:: Task statement ::
Please set down, unchanged, each line from the one with "Give me the" to the final line of the data below, both included. Drop the pictures.

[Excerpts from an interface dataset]
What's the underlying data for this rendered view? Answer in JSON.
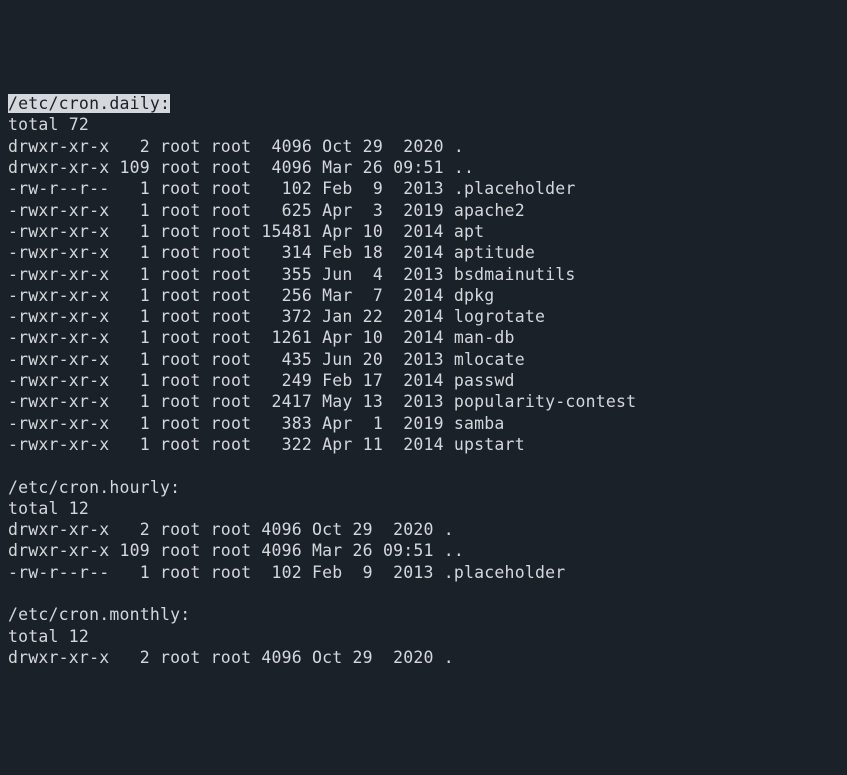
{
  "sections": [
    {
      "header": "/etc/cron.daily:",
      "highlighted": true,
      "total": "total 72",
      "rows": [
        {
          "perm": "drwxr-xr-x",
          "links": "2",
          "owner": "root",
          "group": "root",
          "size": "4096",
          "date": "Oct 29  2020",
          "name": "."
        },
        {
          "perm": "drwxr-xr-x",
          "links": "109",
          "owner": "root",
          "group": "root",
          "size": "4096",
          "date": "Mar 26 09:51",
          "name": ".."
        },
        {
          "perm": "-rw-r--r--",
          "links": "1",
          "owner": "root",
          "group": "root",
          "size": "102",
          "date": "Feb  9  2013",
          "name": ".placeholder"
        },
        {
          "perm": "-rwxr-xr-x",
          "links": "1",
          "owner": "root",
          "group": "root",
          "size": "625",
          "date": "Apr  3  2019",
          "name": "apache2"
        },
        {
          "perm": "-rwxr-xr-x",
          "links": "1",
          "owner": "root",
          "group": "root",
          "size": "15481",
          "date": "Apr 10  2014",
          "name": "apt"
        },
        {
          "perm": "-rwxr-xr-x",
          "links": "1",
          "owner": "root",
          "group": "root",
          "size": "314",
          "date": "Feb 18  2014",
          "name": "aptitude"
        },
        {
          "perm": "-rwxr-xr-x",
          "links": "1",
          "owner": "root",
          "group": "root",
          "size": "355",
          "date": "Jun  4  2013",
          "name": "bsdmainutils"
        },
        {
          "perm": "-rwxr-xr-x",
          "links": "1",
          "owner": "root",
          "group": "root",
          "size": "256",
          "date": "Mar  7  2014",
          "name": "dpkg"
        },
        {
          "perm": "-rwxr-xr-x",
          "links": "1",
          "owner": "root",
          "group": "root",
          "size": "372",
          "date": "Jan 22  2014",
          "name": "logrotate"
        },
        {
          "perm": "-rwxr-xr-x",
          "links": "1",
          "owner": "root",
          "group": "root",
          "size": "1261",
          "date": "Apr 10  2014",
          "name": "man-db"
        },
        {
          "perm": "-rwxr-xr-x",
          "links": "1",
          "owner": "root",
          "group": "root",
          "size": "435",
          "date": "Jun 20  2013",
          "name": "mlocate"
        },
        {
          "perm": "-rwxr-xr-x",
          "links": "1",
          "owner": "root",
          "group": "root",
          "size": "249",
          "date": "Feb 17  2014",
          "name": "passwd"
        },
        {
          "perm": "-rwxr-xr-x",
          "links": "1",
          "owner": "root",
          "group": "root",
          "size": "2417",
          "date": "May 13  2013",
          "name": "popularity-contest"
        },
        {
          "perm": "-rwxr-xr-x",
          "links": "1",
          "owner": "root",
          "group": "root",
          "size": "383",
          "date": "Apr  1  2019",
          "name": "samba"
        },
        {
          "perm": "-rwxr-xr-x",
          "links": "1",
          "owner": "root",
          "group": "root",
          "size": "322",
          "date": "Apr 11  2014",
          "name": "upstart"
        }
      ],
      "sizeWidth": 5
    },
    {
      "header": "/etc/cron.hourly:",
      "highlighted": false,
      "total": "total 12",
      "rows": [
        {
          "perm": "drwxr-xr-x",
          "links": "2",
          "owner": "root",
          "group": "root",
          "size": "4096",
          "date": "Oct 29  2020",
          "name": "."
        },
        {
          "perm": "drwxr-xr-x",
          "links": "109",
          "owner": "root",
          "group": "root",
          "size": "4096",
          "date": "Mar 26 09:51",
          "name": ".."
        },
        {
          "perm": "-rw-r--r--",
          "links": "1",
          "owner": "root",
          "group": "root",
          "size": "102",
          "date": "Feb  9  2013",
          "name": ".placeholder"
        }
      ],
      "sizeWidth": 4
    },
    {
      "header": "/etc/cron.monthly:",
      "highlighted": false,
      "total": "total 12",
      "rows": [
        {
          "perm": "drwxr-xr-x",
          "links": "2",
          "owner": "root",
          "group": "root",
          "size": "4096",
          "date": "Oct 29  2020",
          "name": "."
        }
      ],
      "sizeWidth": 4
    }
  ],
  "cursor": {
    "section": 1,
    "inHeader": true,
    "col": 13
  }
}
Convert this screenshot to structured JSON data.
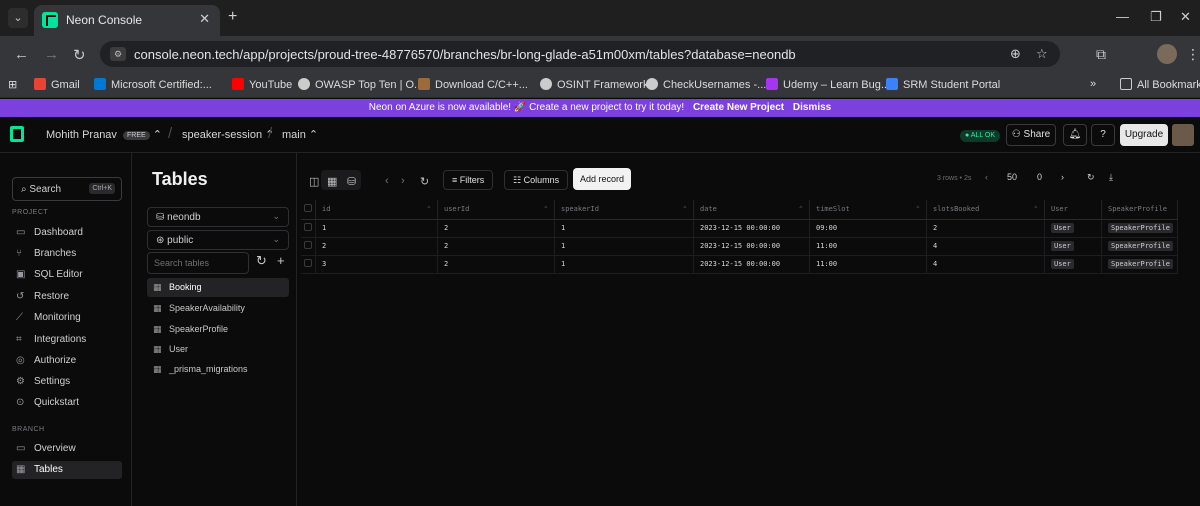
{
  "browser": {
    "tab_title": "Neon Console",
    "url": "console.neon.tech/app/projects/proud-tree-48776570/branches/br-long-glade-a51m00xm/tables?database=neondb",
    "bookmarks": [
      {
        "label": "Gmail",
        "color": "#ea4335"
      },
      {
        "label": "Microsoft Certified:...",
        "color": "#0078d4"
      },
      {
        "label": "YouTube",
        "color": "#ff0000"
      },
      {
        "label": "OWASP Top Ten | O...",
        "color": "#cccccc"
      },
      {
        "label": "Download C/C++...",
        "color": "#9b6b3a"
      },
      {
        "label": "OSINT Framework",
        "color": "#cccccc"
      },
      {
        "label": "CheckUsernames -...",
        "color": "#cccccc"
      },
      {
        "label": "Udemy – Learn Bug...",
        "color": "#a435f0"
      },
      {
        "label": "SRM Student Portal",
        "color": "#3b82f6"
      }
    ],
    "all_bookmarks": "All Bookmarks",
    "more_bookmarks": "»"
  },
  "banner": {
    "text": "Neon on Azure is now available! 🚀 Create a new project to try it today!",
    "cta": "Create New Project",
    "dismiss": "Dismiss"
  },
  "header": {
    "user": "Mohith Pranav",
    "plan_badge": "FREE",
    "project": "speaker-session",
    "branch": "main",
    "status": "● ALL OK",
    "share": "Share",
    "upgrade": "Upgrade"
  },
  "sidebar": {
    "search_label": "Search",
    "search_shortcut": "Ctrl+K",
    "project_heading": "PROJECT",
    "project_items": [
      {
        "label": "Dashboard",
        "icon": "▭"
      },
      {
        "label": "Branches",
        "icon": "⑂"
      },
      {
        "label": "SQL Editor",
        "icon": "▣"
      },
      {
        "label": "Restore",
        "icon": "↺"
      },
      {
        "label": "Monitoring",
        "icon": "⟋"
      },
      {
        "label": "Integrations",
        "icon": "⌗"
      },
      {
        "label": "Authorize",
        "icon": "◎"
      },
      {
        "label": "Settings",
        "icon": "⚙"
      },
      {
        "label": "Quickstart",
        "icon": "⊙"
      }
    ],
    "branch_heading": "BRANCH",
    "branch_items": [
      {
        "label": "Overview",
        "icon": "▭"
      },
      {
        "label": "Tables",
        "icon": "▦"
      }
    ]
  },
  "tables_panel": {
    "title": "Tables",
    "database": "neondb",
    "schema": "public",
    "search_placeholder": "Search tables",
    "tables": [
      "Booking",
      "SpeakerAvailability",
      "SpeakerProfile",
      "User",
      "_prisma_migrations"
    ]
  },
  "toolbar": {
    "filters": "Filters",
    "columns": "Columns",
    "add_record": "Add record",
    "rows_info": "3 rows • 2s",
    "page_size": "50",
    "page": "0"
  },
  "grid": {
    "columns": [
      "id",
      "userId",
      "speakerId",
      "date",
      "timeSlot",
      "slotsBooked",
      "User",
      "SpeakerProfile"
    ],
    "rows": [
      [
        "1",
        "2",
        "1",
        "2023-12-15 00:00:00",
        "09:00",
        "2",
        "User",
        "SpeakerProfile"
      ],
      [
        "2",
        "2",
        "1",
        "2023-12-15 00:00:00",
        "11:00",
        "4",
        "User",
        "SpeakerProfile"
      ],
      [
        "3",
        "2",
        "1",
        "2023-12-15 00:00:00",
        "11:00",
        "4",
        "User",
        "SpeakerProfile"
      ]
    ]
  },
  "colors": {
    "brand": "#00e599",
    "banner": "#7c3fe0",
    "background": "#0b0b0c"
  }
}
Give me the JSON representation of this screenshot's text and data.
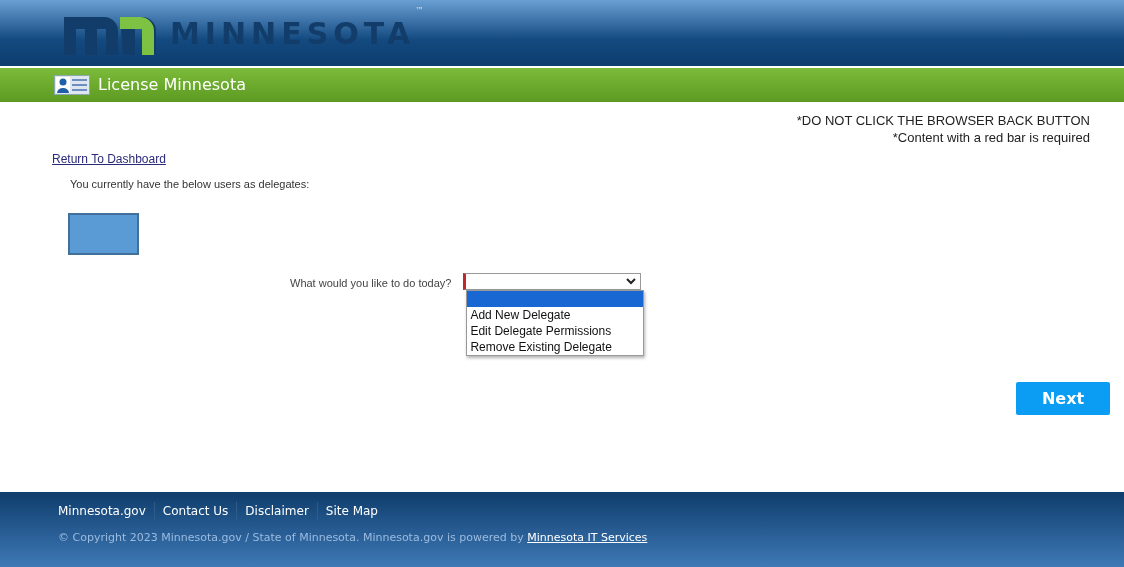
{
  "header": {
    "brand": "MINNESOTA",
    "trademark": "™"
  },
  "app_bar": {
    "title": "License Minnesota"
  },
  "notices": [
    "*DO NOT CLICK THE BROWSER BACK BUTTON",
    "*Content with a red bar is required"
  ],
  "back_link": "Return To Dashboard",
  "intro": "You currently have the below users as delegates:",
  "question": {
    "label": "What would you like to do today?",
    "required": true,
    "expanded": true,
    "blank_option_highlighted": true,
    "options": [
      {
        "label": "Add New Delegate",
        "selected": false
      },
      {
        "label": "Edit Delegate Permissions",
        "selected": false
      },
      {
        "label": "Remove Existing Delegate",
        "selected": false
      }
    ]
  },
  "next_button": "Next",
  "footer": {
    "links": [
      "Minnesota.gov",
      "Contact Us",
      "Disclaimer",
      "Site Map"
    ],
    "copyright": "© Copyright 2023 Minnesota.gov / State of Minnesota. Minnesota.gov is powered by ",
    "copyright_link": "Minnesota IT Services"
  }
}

:: Worked solution ::
Give me the JSON representation of this screenshot's text and data.
{
  "header": {
    "brand": "MINNESOTA",
    "trademark": "™"
  },
  "app_bar": {
    "title": "License Minnesota"
  },
  "notices": [
    "*DO NOT CLICK THE BROWSER BACK BUTTON",
    "*Content with a red bar is required"
  ],
  "back_link": "Return To Dashboard",
  "intro": "You currently have the below users as delegates:",
  "question": {
    "label": "What would you like to do today?",
    "required": true,
    "expanded": true,
    "blank_option_highlighted": true,
    "options": [
      {
        "label": "Add New Delegate",
        "selected": false
      },
      {
        "label": "Edit Delegate Permissions",
        "selected": false
      },
      {
        "label": "Remove Existing Delegate",
        "selected": false
      }
    ]
  },
  "next_button": "Next",
  "footer": {
    "links": [
      "Minnesota.gov",
      "Contact Us",
      "Disclaimer",
      "Site Map"
    ],
    "copyright": "© Copyright 2023 Minnesota.gov / State of Minnesota. Minnesota.gov is powered by ",
    "copyright_link": "Minnesota IT Services"
  }
}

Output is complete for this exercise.